Twitter is raising money at a $7 billion valuation.Cue the bubble-bubble talk. Cue the Twitter-doesn’t-have-a-business-model talk.
We estimate that Twitter is doing around $100 million in revenues through its emerging ad business, and selling access to its firehose.
“So freaking what?” we hear the naysayers say. “A $7 billion valuation on $100 million in revenues is insane!”
Look at it this way: in 2001, Google earned $7 million in profits on $86 million in revenue.
Anyone who had invested in Google at a $7 billion valuation in 2001 would have been called the world’s biggest moron. (Especially considering the fact that an actual bubble had recently popped.) A 1000X profit multiple!
And anyone who had invested in Google at a $7 billion valuation in 2001 would also have tripled her money in three years, when Google went public in 2004 at a valuation above $20 billion. (And if she’d held on to her stake, made a 20X return over 7 years.)
Of course, not every company making $7 million in profits is worth billions.

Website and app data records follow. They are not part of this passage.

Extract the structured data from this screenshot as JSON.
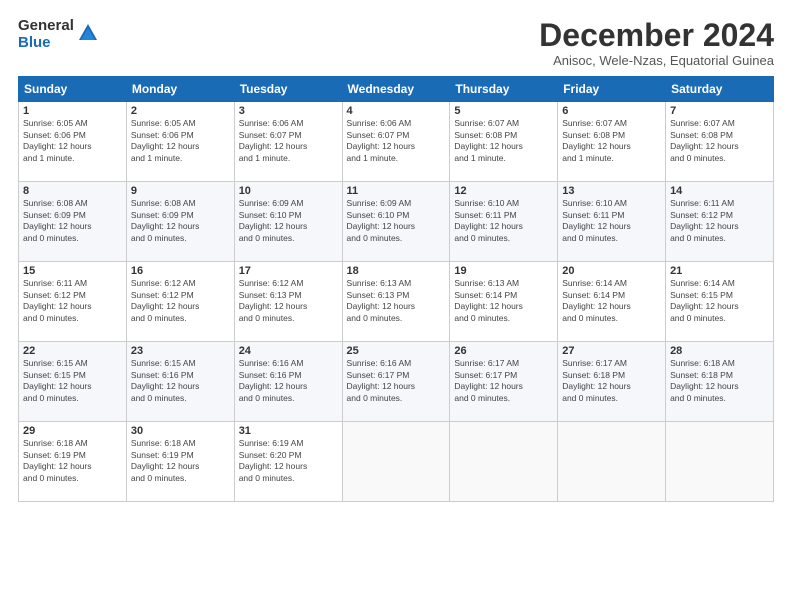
{
  "logo": {
    "general": "General",
    "blue": "Blue"
  },
  "title": "December 2024",
  "subtitle": "Anisoc, Wele-Nzas, Equatorial Guinea",
  "headers": [
    "Sunday",
    "Monday",
    "Tuesday",
    "Wednesday",
    "Thursday",
    "Friday",
    "Saturday"
  ],
  "weeks": [
    [
      {
        "day": "1",
        "info": "Sunrise: 6:05 AM\nSunset: 6:06 PM\nDaylight: 12 hours\nand 1 minute."
      },
      {
        "day": "2",
        "info": "Sunrise: 6:05 AM\nSunset: 6:06 PM\nDaylight: 12 hours\nand 1 minute."
      },
      {
        "day": "3",
        "info": "Sunrise: 6:06 AM\nSunset: 6:07 PM\nDaylight: 12 hours\nand 1 minute."
      },
      {
        "day": "4",
        "info": "Sunrise: 6:06 AM\nSunset: 6:07 PM\nDaylight: 12 hours\nand 1 minute."
      },
      {
        "day": "5",
        "info": "Sunrise: 6:07 AM\nSunset: 6:08 PM\nDaylight: 12 hours\nand 1 minute."
      },
      {
        "day": "6",
        "info": "Sunrise: 6:07 AM\nSunset: 6:08 PM\nDaylight: 12 hours\nand 1 minute."
      },
      {
        "day": "7",
        "info": "Sunrise: 6:07 AM\nSunset: 6:08 PM\nDaylight: 12 hours\nand 0 minutes."
      }
    ],
    [
      {
        "day": "8",
        "info": "Sunrise: 6:08 AM\nSunset: 6:09 PM\nDaylight: 12 hours\nand 0 minutes."
      },
      {
        "day": "9",
        "info": "Sunrise: 6:08 AM\nSunset: 6:09 PM\nDaylight: 12 hours\nand 0 minutes."
      },
      {
        "day": "10",
        "info": "Sunrise: 6:09 AM\nSunset: 6:10 PM\nDaylight: 12 hours\nand 0 minutes."
      },
      {
        "day": "11",
        "info": "Sunrise: 6:09 AM\nSunset: 6:10 PM\nDaylight: 12 hours\nand 0 minutes."
      },
      {
        "day": "12",
        "info": "Sunrise: 6:10 AM\nSunset: 6:11 PM\nDaylight: 12 hours\nand 0 minutes."
      },
      {
        "day": "13",
        "info": "Sunrise: 6:10 AM\nSunset: 6:11 PM\nDaylight: 12 hours\nand 0 minutes."
      },
      {
        "day": "14",
        "info": "Sunrise: 6:11 AM\nSunset: 6:12 PM\nDaylight: 12 hours\nand 0 minutes."
      }
    ],
    [
      {
        "day": "15",
        "info": "Sunrise: 6:11 AM\nSunset: 6:12 PM\nDaylight: 12 hours\nand 0 minutes."
      },
      {
        "day": "16",
        "info": "Sunrise: 6:12 AM\nSunset: 6:12 PM\nDaylight: 12 hours\nand 0 minutes."
      },
      {
        "day": "17",
        "info": "Sunrise: 6:12 AM\nSunset: 6:13 PM\nDaylight: 12 hours\nand 0 minutes."
      },
      {
        "day": "18",
        "info": "Sunrise: 6:13 AM\nSunset: 6:13 PM\nDaylight: 12 hours\nand 0 minutes."
      },
      {
        "day": "19",
        "info": "Sunrise: 6:13 AM\nSunset: 6:14 PM\nDaylight: 12 hours\nand 0 minutes."
      },
      {
        "day": "20",
        "info": "Sunrise: 6:14 AM\nSunset: 6:14 PM\nDaylight: 12 hours\nand 0 minutes."
      },
      {
        "day": "21",
        "info": "Sunrise: 6:14 AM\nSunset: 6:15 PM\nDaylight: 12 hours\nand 0 minutes."
      }
    ],
    [
      {
        "day": "22",
        "info": "Sunrise: 6:15 AM\nSunset: 6:15 PM\nDaylight: 12 hours\nand 0 minutes."
      },
      {
        "day": "23",
        "info": "Sunrise: 6:15 AM\nSunset: 6:16 PM\nDaylight: 12 hours\nand 0 minutes."
      },
      {
        "day": "24",
        "info": "Sunrise: 6:16 AM\nSunset: 6:16 PM\nDaylight: 12 hours\nand 0 minutes."
      },
      {
        "day": "25",
        "info": "Sunrise: 6:16 AM\nSunset: 6:17 PM\nDaylight: 12 hours\nand 0 minutes."
      },
      {
        "day": "26",
        "info": "Sunrise: 6:17 AM\nSunset: 6:17 PM\nDaylight: 12 hours\nand 0 minutes."
      },
      {
        "day": "27",
        "info": "Sunrise: 6:17 AM\nSunset: 6:18 PM\nDaylight: 12 hours\nand 0 minutes."
      },
      {
        "day": "28",
        "info": "Sunrise: 6:18 AM\nSunset: 6:18 PM\nDaylight: 12 hours\nand 0 minutes."
      }
    ],
    [
      {
        "day": "29",
        "info": "Sunrise: 6:18 AM\nSunset: 6:19 PM\nDaylight: 12 hours\nand 0 minutes."
      },
      {
        "day": "30",
        "info": "Sunrise: 6:18 AM\nSunset: 6:19 PM\nDaylight: 12 hours\nand 0 minutes."
      },
      {
        "day": "31",
        "info": "Sunrise: 6:19 AM\nSunset: 6:20 PM\nDaylight: 12 hours\nand 0 minutes."
      },
      {
        "day": "",
        "info": ""
      },
      {
        "day": "",
        "info": ""
      },
      {
        "day": "",
        "info": ""
      },
      {
        "day": "",
        "info": ""
      }
    ]
  ]
}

But every once in a while, a few of them are. And it’s investors’ job to invest in several of those that might look like the next Google, be mercilessly mocked by the armchair quarterbacks, and have enough winners out of the lot that they can laugh all the way to the bank.
Here’s what Twitter has in common with 2001-era Google:

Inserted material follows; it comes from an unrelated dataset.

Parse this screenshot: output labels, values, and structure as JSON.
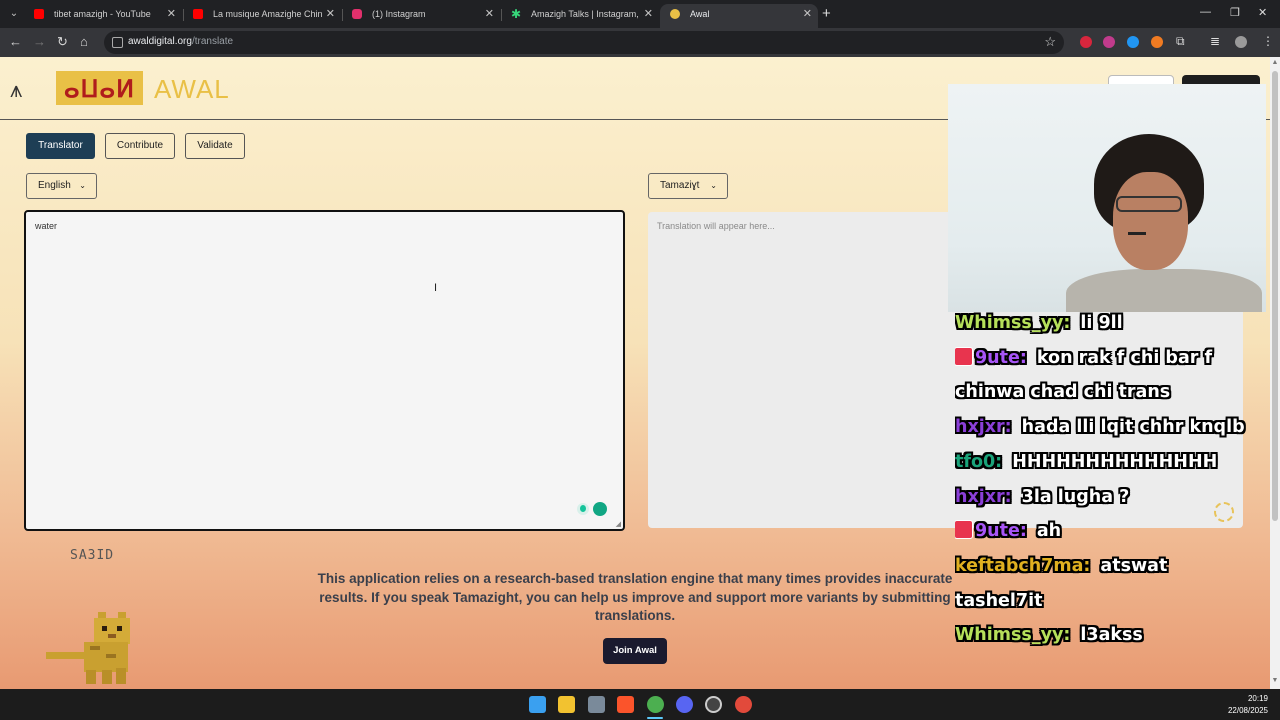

- A simple, beautiful product that users love and that’s growing like wildfire
- A professional CEO and a visionary, involved co-founder.

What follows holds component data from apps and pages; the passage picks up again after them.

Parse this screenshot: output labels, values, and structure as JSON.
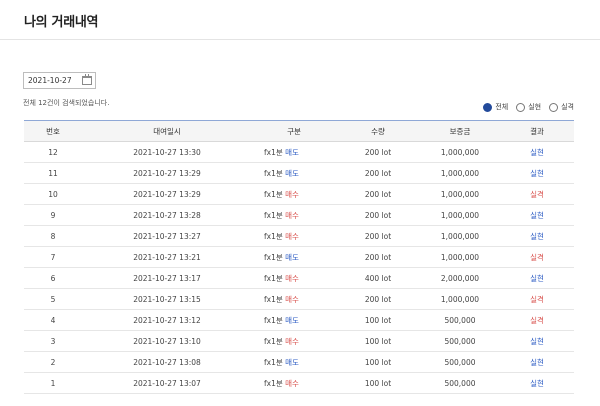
{
  "page": {
    "title": "나의 거래내역"
  },
  "search": {
    "date_value": "2021-10-27",
    "summary": "전체 12건이 검색되었습니다."
  },
  "filters": [
    {
      "label": "전체",
      "checked": true
    },
    {
      "label": "실현",
      "checked": false
    },
    {
      "label": "실격",
      "checked": false
    }
  ],
  "table": {
    "headers": [
      "번호",
      "대여일시",
      "구분",
      "수량",
      "보증금",
      "결과"
    ],
    "rows": [
      {
        "no": "12",
        "datetime": "2021-10-27 13:30",
        "type_prefix": "fx1분",
        "type_action": "매도",
        "action_kind": "sell",
        "qty": "200 lot",
        "deposit": "1,000,000",
        "result": "실현",
        "result_kind": "success"
      },
      {
        "no": "11",
        "datetime": "2021-10-27 13:29",
        "type_prefix": "fx1분",
        "type_action": "매도",
        "action_kind": "sell",
        "qty": "200 lot",
        "deposit": "1,000,000",
        "result": "실현",
        "result_kind": "success"
      },
      {
        "no": "10",
        "datetime": "2021-10-27 13:29",
        "type_prefix": "fx1분",
        "type_action": "매수",
        "action_kind": "buy",
        "qty": "200 lot",
        "deposit": "1,000,000",
        "result": "실격",
        "result_kind": "fail"
      },
      {
        "no": "9",
        "datetime": "2021-10-27 13:28",
        "type_prefix": "fx1분",
        "type_action": "매수",
        "action_kind": "buy",
        "qty": "200 lot",
        "deposit": "1,000,000",
        "result": "실현",
        "result_kind": "success"
      },
      {
        "no": "8",
        "datetime": "2021-10-27 13:27",
        "type_prefix": "fx1분",
        "type_action": "매수",
        "action_kind": "buy",
        "qty": "200 lot",
        "deposit": "1,000,000",
        "result": "실현",
        "result_kind": "success"
      },
      {
        "no": "7",
        "datetime": "2021-10-27 13:21",
        "type_prefix": "fx1분",
        "type_action": "매도",
        "action_kind": "sell",
        "qty": "200 lot",
        "deposit": "1,000,000",
        "result": "실격",
        "result_kind": "fail"
      },
      {
        "no": "6",
        "datetime": "2021-10-27 13:17",
        "type_prefix": "fx1분",
        "type_action": "매수",
        "action_kind": "buy",
        "qty": "400 lot",
        "deposit": "2,000,000",
        "result": "실현",
        "result_kind": "success"
      },
      {
        "no": "5",
        "datetime": "2021-10-27 13:15",
        "type_prefix": "fx1분",
        "type_action": "매수",
        "action_kind": "buy",
        "qty": "200 lot",
        "deposit": "1,000,000",
        "result": "실격",
        "result_kind": "fail"
      },
      {
        "no": "4",
        "datetime": "2021-10-27 13:12",
        "type_prefix": "fx1분",
        "type_action": "매도",
        "action_kind": "sell",
        "qty": "100 lot",
        "deposit": "500,000",
        "result": "실격",
        "result_kind": "fail"
      },
      {
        "no": "3",
        "datetime": "2021-10-27 13:10",
        "type_prefix": "fx1분",
        "type_action": "매수",
        "action_kind": "buy",
        "qty": "100 lot",
        "deposit": "500,000",
        "result": "실현",
        "result_kind": "success"
      },
      {
        "no": "2",
        "datetime": "2021-10-27 13:08",
        "type_prefix": "fx1분",
        "type_action": "매도",
        "action_kind": "sell",
        "qty": "100 lot",
        "deposit": "500,000",
        "result": "실현",
        "result_kind": "success"
      },
      {
        "no": "1",
        "datetime": "2021-10-27 13:07",
        "type_prefix": "fx1분",
        "type_action": "매수",
        "action_kind": "buy",
        "qty": "100 lot",
        "deposit": "500,000",
        "result": "실현",
        "result_kind": "success"
      }
    ]
  },
  "colors": {
    "accent": "#234a9b",
    "sell": "#2f5ec4",
    "buy": "#d9534f",
    "success": "#2f5ec4",
    "fail": "#d9534f"
  }
}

- Twitter also has network effects that Google doesn’t have, but these aren’t as important as most people think.
But that’s not the thing that makes Google and Twitter worth billions, as opposed to hundreds of millions.
The thing that makes you worth billions is a revenue-generating product with huge momentum.
It doesn’t matter the absolute numbers of your revenue, whether it’s $100 million or $10 billion or $10 million. What matters is the slope of the curve. Whether customers can’t get enough of your product, as was the case with Google when they launched search advertising and couldn’t believe just how many people were buying.
(The reason the absolute value of the numbers don’t matter, by the way, is that the value of an asset is the net present value of its future cash flows. In an early stage business, growth rates are more important to estimate future cash flows.)
From 2001 to 2004, Google’s revenue grew from $86 million to $1.5 billion. That’s staggering.
Is Twitter going to achieve similarly stunning revenue (and profit) growth?
Nobody knows, but stranger things have happened.
If we had to guess, we’d say Twitter insiders, including Google board member John Doerr, see Twitter’s revenue growth and it makes them think Twitter could grow revenue that fast.
We wouldn’t be surprised if it did.
Don’t Miss: The Next Twitter Trend (We Hope): #Twintros